Ok, now, here it is . . . what JPSP could have done:
Option C. Don’t publish Bem’s article. Publish his data. His raw data. Raw raw raw. All of it, along with a complete description of his data collection and experimental protocols, and enough computer code to allow outsiders to do whatever reanalyses they want. And then, if you must insist, you can also include Bem’s article as a speculative document to be included in the supplementary material.
My proposal—which JPSP could’ve done in 2010, had “just publish the raw data” been considered a live option at the time—flips the standard scheme of scientific publication. The usual way things go is to publish a highly polished article making strong conclusions, along with statistical arguments all pointing in the direction of said conclusions—basically, an expanded version of that five-paragraph essay you learned about in high school—and then, as an aside, some additional data summaries might appear in an online supplement. And, if you’re really lucky, the raw data are in some repository somewhere, but that almost never happens.
I’m saying the opposite: to the extent there’s news in a psychology experiment, the news comes from the design and data collection (which should be described in complete detail) and in the data. That’s what’s important. The analysis and the write-up, those are the afterthoughts. Given the data, anyone should be able to do the analysis.
Now apply this to Bem’s ESP research. The value, if any, in his experiments comes from the data. But that was the one thing that the journal didn’t publish! Instead they published pages and pages of speculations, funky theory, and selective data analysis.
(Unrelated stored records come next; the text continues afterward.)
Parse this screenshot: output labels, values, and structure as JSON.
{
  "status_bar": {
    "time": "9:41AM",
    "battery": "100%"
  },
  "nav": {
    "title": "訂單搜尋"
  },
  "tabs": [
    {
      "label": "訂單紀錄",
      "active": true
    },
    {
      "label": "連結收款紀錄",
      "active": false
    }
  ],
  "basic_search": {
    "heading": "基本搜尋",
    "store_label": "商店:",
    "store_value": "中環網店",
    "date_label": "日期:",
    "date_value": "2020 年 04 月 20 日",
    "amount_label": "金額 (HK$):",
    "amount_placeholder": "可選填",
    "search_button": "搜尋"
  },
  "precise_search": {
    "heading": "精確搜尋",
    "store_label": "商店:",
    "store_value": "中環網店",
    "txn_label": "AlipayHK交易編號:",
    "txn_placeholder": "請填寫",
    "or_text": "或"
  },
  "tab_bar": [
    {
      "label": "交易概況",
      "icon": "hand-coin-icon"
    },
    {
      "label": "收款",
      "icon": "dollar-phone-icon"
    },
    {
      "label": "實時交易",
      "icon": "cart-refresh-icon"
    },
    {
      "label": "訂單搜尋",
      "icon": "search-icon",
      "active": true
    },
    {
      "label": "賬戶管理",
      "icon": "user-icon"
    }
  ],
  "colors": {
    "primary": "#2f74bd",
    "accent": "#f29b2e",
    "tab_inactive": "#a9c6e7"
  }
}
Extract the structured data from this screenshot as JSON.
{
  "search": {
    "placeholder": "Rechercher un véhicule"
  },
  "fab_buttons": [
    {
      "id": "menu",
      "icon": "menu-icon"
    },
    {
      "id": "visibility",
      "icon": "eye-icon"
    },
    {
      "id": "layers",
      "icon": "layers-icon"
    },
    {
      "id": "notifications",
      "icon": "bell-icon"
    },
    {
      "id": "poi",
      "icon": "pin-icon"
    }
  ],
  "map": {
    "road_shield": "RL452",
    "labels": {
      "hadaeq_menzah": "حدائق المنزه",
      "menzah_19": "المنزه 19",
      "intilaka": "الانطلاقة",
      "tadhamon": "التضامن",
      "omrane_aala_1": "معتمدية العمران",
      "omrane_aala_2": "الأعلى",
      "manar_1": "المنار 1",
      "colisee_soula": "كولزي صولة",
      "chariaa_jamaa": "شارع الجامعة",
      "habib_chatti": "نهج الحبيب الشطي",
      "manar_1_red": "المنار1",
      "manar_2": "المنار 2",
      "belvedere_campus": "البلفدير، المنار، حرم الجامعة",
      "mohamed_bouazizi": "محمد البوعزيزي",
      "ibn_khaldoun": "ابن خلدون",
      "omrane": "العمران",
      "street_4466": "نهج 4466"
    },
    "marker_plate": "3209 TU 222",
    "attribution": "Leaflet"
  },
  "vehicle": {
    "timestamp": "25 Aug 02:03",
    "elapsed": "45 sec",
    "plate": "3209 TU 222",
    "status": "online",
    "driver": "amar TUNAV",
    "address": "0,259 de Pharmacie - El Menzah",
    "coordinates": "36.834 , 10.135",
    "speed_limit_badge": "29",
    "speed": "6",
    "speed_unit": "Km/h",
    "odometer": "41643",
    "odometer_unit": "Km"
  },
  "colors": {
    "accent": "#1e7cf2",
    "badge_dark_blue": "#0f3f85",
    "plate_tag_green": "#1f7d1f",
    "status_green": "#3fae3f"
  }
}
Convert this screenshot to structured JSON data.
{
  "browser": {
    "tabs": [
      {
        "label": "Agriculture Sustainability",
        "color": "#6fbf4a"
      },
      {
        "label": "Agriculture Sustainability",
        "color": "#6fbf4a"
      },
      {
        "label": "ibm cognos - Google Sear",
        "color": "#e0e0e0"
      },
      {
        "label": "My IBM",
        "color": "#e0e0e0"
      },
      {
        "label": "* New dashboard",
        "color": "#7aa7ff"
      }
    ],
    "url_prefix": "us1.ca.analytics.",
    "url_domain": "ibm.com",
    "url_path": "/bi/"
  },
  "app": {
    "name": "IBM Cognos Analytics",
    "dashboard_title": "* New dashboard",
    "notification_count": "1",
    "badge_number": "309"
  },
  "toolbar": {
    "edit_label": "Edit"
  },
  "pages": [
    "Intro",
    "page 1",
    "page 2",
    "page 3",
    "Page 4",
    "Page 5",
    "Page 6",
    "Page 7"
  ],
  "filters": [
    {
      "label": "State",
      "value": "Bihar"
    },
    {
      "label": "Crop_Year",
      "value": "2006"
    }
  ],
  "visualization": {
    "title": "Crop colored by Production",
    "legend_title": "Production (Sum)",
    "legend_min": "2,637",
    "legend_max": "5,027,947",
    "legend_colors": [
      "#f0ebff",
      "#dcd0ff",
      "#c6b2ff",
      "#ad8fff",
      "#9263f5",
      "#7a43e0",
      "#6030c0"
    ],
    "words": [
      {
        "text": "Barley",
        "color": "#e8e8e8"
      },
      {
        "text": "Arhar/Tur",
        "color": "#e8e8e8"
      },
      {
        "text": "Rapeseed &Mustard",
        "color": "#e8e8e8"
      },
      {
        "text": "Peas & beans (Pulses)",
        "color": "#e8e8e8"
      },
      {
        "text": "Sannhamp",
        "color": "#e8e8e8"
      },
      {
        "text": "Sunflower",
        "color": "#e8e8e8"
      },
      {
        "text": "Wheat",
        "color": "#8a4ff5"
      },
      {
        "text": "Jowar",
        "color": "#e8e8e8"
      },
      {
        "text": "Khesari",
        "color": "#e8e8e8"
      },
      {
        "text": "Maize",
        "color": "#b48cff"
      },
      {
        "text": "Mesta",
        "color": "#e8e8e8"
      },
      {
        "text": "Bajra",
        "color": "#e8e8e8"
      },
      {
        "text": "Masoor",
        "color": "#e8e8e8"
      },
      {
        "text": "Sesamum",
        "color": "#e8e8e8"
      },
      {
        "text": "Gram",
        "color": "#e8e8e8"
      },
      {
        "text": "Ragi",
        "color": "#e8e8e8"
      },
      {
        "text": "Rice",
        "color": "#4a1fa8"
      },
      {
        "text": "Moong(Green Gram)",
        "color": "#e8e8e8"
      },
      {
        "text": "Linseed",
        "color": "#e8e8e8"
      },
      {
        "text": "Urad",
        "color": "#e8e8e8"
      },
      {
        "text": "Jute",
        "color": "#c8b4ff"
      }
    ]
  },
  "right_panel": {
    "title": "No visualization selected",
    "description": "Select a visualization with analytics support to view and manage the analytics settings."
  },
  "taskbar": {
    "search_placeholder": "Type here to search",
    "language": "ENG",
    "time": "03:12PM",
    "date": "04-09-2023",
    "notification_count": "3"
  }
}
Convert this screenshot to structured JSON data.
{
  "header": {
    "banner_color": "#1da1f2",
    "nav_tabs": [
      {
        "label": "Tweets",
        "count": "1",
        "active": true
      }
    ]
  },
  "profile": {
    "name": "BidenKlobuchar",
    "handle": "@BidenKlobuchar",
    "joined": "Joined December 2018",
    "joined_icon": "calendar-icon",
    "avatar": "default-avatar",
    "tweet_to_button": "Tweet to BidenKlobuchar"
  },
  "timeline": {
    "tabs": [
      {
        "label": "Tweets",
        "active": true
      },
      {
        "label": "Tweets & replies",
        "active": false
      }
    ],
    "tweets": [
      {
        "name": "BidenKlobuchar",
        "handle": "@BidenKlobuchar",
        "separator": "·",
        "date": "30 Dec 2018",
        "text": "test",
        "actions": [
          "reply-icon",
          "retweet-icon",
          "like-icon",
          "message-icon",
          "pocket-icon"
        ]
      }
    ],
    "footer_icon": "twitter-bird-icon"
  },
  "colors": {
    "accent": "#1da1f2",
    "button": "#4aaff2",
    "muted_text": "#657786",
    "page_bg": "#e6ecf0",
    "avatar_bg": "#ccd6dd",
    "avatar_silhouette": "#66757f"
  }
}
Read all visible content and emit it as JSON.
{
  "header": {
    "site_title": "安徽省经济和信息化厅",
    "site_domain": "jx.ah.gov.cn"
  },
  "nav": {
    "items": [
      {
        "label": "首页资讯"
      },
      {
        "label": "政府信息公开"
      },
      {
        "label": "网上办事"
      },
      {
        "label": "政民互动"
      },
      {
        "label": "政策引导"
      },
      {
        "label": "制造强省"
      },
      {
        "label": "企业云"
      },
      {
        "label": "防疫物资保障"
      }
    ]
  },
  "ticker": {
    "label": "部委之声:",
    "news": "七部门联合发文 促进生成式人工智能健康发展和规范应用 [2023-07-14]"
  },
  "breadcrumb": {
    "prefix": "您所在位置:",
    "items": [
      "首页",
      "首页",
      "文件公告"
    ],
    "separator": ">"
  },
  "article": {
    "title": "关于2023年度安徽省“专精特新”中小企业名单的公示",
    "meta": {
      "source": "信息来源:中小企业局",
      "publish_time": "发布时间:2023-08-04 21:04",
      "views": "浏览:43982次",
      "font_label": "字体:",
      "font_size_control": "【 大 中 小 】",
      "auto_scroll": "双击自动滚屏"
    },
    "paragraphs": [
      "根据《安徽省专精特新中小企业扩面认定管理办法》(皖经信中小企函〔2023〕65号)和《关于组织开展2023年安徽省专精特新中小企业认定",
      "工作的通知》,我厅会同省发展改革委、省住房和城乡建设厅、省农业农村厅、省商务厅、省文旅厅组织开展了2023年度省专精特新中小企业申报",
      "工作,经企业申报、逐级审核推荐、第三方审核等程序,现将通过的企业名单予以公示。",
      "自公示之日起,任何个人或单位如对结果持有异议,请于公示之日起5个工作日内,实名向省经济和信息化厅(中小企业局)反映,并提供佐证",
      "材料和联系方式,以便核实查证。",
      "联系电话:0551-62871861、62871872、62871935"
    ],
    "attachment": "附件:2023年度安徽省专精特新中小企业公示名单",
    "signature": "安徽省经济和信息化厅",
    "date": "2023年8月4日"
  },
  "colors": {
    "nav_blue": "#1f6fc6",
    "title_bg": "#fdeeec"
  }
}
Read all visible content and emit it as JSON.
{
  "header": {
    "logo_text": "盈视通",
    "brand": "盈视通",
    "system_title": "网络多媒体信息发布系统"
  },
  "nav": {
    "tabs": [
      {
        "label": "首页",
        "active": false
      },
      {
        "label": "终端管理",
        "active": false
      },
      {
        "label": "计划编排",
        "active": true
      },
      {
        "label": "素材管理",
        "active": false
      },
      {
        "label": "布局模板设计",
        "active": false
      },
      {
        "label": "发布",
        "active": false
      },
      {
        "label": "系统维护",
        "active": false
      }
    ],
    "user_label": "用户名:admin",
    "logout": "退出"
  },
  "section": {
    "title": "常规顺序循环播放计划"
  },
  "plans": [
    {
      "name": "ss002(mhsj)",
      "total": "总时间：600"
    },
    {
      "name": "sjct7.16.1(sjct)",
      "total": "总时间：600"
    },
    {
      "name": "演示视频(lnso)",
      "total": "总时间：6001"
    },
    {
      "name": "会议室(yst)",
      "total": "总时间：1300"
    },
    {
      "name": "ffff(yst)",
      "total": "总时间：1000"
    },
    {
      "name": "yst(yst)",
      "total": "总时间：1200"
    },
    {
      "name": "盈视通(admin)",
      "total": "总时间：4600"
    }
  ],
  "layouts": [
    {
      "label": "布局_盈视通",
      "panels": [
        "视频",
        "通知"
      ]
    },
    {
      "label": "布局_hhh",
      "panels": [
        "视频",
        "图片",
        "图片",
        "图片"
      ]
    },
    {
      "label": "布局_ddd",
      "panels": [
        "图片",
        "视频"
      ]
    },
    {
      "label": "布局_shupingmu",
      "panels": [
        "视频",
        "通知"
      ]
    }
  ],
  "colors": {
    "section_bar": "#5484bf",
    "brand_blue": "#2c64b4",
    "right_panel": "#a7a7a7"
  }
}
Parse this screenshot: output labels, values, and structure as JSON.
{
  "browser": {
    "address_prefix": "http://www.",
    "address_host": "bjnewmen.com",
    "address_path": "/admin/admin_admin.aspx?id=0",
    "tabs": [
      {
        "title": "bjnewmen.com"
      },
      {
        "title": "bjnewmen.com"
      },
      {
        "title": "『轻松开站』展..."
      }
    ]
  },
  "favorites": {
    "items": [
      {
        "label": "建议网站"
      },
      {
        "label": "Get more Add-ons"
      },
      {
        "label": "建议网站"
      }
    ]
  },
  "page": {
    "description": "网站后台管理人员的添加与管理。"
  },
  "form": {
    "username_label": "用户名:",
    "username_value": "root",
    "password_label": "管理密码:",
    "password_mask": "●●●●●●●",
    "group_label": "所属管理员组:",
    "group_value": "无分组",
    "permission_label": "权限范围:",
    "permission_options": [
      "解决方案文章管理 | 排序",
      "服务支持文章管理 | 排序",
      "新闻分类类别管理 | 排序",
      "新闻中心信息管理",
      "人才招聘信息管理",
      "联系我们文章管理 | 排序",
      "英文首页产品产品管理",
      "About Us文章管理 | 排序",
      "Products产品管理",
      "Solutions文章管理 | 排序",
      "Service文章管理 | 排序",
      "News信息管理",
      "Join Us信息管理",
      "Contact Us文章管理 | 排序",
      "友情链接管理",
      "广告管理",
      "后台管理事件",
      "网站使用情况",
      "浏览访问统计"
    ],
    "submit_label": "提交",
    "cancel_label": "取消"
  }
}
Let’s go back and see how Option C fits in with JPSP’s motivations:
– Fairness. Publishing Bem’s data is fair, and the journal could do the same for any other research projects that it deems to be of sufficient quality and importance.
– Open-mindedness; avoidance of censorship. Again, what better argument can Bem offer the skeptics than his raw data? That’s the least censored thing possible.
– What if it’s real? If it is, or could be, real, we want as many eyes on the data as possible. Who knows what could be learned. The very importance of the topic, which motivates publication, should also motivate full data sharing.
I like this solution. I guess the journal wouldn’t only publish the raw data and code; they’d also want to publish some basic analyses showing the key patterns in the data. But the focus is on the data, not the statistical analysis.
Option C is not a panacea and it is not intended to resolve all the problems of a scientific journal. In particular, they’s still have to decide what to publish, what to reject, and when to request revise-and-resubmit. The difference is in what gets published. Or, to be more precise, in what aspects of the publication are considered necessary and which are optional. For the Bem paper as published in JPSP, the writeup, the bold claims, and the statistically significant p-values were necessary; the data were optional. I’d switch that around. But it wouldn’t go that way for every project. Some projects have primary value in their data, for others, it’s the analysis or the theory that are most important.
In the example of the ESP study, if anything’s valuable it’s the data. Publishing the data would get the journal off the hook regarding fairness, open-mindedness, and not missing a scoop, while enabling others to move on reanalyses right away, and without saddling the journal with an embarrassing endorsement of a weak theory that, it turns out, was not really supported by data at all.